Your instructions – In the copy you make, keep each entry exactly as it is and leave out all images.

Extracted information –

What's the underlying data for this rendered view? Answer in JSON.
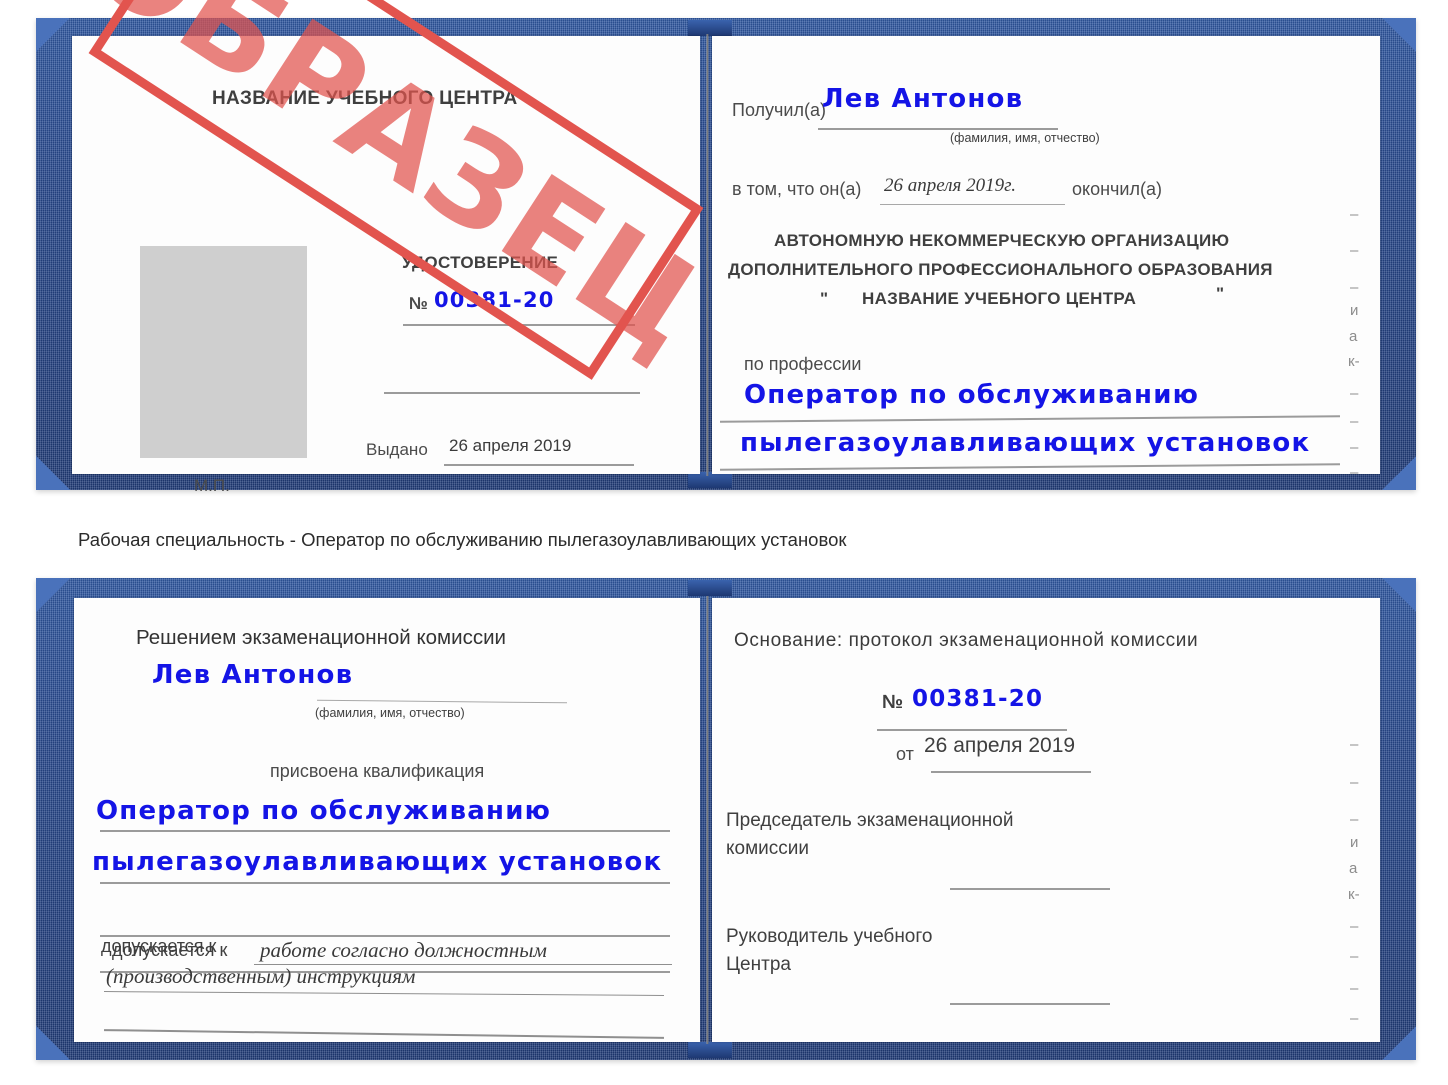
{
  "caption": "Рабочая специальность - Оператор по обслуживанию пылегазоулавливающих установок",
  "watermark": {
    "text": "ОБРАЗЕЦ",
    "color": "#e2544e"
  },
  "colors": {
    "cover_blue": "#27478b",
    "handwriting_blue": "#1414e6",
    "stamp_red": "#e2544e",
    "rule_gray": "#9b9b9b",
    "photo_placeholder": "#cfcfcf"
  },
  "certificate_top": {
    "left_page": {
      "org_title": "НАЗВАНИЕ УЧЕБНОГО ЦЕНТРА",
      "doc_title": "УДОСТОВЕРЕНИЕ",
      "number_label": "№",
      "number_value": "00381-20",
      "issued_label": "Выдано",
      "issued_value": "26 апреля 2019",
      "seal_label": "М.П.",
      "photo_placeholder": "photo-placeholder"
    },
    "right_page": {
      "received_label": "Получил(а)",
      "received_value": "Лев Антонов",
      "fio_hint": "(фамилия, имя, отчество)",
      "that_he_label": "в том, что он(а)",
      "that_he_value": "26 апреля 2019г.",
      "finished_label": "окончил(а)",
      "org_line1": "АВТОНОМНУЮ НЕКОММЕРЧЕСКУЮ ОРГАНИЗАЦИЮ",
      "org_line2": "ДОПОЛНИТЕЛЬНОГО ПРОФЕССИОНАЛЬНОГО ОБРАЗОВАНИЯ",
      "org_quote_open": "\"",
      "org_line3": "НАЗВАНИЕ УЧЕБНОГО ЦЕНТРА",
      "org_quote_close": "\"",
      "profession_label": "по профессии",
      "profession_line1": "Оператор по обслуживанию",
      "profession_line2": "пылегазоулавливающих установок",
      "edge_fragments": [
        "–",
        "–",
        "–",
        "и",
        "а",
        "к-",
        "–",
        "–",
        "–",
        "–"
      ]
    }
  },
  "certificate_bottom": {
    "left_page": {
      "decision_title": "Решением экзаменационной комиссии",
      "name_value": "Лев Антонов",
      "fio_hint": "(фамилия, имя, отчество)",
      "qualification_label": "присвоена квалификация",
      "qualification_line1": "Оператор по обслуживанию",
      "qualification_line2": "пылегазоулавливающих установок",
      "allowed_label": "допускается к",
      "allowed_value_line1": "работе согласно должностным",
      "allowed_value_line2": "(производственным) инструкциям"
    },
    "right_page": {
      "basis_label": "Основание: протокол экзаменационной комиссии",
      "number_label": "№",
      "number_value": "00381-20",
      "date_label": "от",
      "date_value": "26 апреля 2019",
      "chairman_line1": "Председатель экзаменационной",
      "chairman_line2": "комиссии",
      "head_line1": "Руководитель учебного",
      "head_line2": "Центра",
      "edge_fragments": [
        "–",
        "–",
        "–",
        "и",
        "а",
        "к-",
        "–",
        "–",
        "–",
        "–"
      ]
    }
  }
}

Solution to the problem –
What's the underlying data for this rendered view? Answer in JSON.
{
  "caption": "Рабочая специальность - Оператор по обслуживанию пылегазоулавливающих установок",
  "watermark": {
    "text": "ОБРАЗЕЦ",
    "color": "#e2544e"
  },
  "colors": {
    "cover_blue": "#27478b",
    "handwriting_blue": "#1414e6",
    "stamp_red": "#e2544e",
    "rule_gray": "#9b9b9b",
    "photo_placeholder": "#cfcfcf"
  },
  "certificate_top": {
    "left_page": {
      "org_title": "НАЗВАНИЕ УЧЕБНОГО ЦЕНТРА",
      "doc_title": "УДОСТОВЕРЕНИЕ",
      "number_label": "№",
      "number_value": "00381-20",
      "issued_label": "Выдано",
      "issued_value": "26 апреля 2019",
      "seal_label": "М.П.",
      "photo_placeholder": "photo-placeholder"
    },
    "right_page": {
      "received_label": "Получил(а)",
      "received_value": "Лев Антонов",
      "fio_hint": "(фамилия, имя, отчество)",
      "that_he_label": "в том, что он(а)",
      "that_he_value": "26 апреля 2019г.",
      "finished_label": "окончил(а)",
      "org_line1": "АВТОНОМНУЮ НЕКОММЕРЧЕСКУЮ ОРГАНИЗАЦИЮ",
      "org_line2": "ДОПОЛНИТЕЛЬНОГО ПРОФЕССИОНАЛЬНОГО ОБРАЗОВАНИЯ",
      "org_quote_open": "\"",
      "org_line3": "НАЗВАНИЕ УЧЕБНОГО ЦЕНТРА",
      "org_quote_close": "\"",
      "profession_label": "по профессии",
      "profession_line1": "Оператор по обслуживанию",
      "profession_line2": "пылегазоулавливающих установок",
      "edge_fragments": [
        "–",
        "–",
        "–",
        "и",
        "а",
        "к-",
        "–",
        "–",
        "–",
        "–"
      ]
    }
  },
  "certificate_bottom": {
    "left_page": {
      "decision_title": "Решением экзаменационной комиссии",
      "name_value": "Лев Антонов",
      "fio_hint": "(фамилия, имя, отчество)",
      "qualification_label": "присвоена квалификация",
      "qualification_line1": "Оператор по обслуживанию",
      "qualification_line2": "пылегазоулавливающих установок",
      "allowed_label": "допускается к",
      "allowed_value_line1": "работе согласно должностным",
      "allowed_value_line2": "(производственным) инструкциям"
    },
    "right_page": {
      "basis_label": "Основание: протокол экзаменационной комиссии",
      "number_label": "№",
      "number_value": "00381-20",
      "date_label": "от",
      "date_value": "26 апреля 2019",
      "chairman_line1": "Председатель экзаменационной",
      "chairman_line2": "комиссии",
      "head_line1": "Руководитель учебного",
      "head_line2": "Центра",
      "edge_fragments": [
        "–",
        "–",
        "–",
        "и",
        "а",
        "к-",
        "–",
        "–",
        "–",
        "–"
      ]
    }
  }
}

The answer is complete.